So I had a great time playing this line with my wife in the lead up to the race, thinking of the 26,000 feet of climbing to conquer and the ever-increasing temps called for on race day. And the night ofWasatch, I actually did my best-ever washerwoman impression heading out of Brighton at mile 75. If I wasn't the personification of someone slowly turning into a tree, I don't know what I was (see previous post). Just ask my pacer - and the four people who passed us.

But, even beyond such a direct connection, Joyce's general philosophy meshes wonderfully with that of ultra-running. He reveled in the extraordinary within the ordinary. Whether it was a lowly advertising canvasser (Leopold Bloom in Ulysses) or a hod carrying father of three (Humphrey Chimpden Earwicker in Finnegans Wake), he saw within each person's life a complex web of history, philosophy, mythology, observation and desire forged in the trials and triumphs of every day. Who of us who has been lucky enough to race, run, or walk through a 100 miles hasn't felt such a broad transcendent experience in that enriched time between the gun and finish line?

Moreover, Joyce's characters are nothing if not peripatetic. In Ulysses, the main characters journey in and around Dublin in an exhausting and event-filled day that begins at dawn and finishes with a final collapse into bed in the wee hours. In Finnegans Wake - perhaps the most ultra-esque novel - the characters traverse time, space, and reality as dreams and hallucinations play out over the course of a single, wild night.

Yes, I know. Such simple parallels between Joyce and ultra-running are not the thing that dissertations are made of, but I've always treasured the connections in my life - the small things that cross-over from one passion to the other, magnifying both. So, it was a real gift to finally see a connection between my favorite sport and my favorite author, so much so it was almost OK that heading out of Brighton my foos wouldn't moos.


Gretchen said...

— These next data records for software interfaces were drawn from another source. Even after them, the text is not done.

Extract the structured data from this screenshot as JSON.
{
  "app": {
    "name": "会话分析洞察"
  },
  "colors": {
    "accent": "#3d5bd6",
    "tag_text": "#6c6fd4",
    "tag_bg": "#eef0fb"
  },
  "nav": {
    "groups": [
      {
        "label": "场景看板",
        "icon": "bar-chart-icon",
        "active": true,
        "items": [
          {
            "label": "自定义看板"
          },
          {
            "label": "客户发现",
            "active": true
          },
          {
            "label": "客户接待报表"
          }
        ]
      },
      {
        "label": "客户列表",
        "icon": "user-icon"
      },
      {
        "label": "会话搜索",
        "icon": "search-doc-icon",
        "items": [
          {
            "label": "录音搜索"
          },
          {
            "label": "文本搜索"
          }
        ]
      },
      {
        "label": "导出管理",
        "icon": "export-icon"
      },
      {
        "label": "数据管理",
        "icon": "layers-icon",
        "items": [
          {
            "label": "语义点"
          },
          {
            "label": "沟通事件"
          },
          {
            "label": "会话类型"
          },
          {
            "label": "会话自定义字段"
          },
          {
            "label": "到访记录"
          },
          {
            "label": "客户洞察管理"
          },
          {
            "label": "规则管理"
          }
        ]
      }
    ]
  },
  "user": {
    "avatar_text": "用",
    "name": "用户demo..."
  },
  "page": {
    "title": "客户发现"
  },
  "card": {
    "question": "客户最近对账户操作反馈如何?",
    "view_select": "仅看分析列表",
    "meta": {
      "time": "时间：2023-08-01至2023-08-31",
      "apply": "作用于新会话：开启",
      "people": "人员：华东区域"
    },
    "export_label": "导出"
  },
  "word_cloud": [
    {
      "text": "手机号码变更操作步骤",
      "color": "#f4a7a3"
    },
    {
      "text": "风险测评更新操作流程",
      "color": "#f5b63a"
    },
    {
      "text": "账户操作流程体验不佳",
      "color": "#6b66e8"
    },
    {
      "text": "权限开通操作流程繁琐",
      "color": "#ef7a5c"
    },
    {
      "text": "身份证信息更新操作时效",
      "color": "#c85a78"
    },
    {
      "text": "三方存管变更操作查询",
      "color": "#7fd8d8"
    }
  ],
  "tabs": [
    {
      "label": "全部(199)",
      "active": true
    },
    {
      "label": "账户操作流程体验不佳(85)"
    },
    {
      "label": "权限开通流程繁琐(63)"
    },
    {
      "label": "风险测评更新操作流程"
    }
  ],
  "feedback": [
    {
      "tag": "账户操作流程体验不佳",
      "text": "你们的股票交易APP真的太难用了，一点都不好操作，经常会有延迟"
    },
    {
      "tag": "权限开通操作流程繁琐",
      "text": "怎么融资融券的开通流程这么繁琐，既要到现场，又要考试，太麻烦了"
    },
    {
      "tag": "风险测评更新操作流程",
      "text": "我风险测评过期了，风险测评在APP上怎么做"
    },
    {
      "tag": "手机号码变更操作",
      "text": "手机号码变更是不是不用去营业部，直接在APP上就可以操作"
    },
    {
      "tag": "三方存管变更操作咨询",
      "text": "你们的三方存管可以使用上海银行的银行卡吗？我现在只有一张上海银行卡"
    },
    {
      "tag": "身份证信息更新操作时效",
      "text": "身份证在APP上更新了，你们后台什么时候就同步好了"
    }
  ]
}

Did you hear about the "Bloomsday Burst" twitterfest? It was on NPR this morning. I'm not much of a tweeter, but the whole thing definitely made me smile.

Hank Dart said...

I did. Haven't followed it yet, but I plan to read it "with relish." Cheers.

Stacy said...

I'm sure I was reading you regularly by then, so how did I miss this?! I'd say Joyce pairs with ultrarunning quite well. Really nice observations. As usual, you've given me something interesting to consider.

Hank Dart said...

@Stacy, thanks. For a number of reasons, this post remains one of my personal favorites, so I thought I'd give it another chance on Bloomsday proper. Cheers.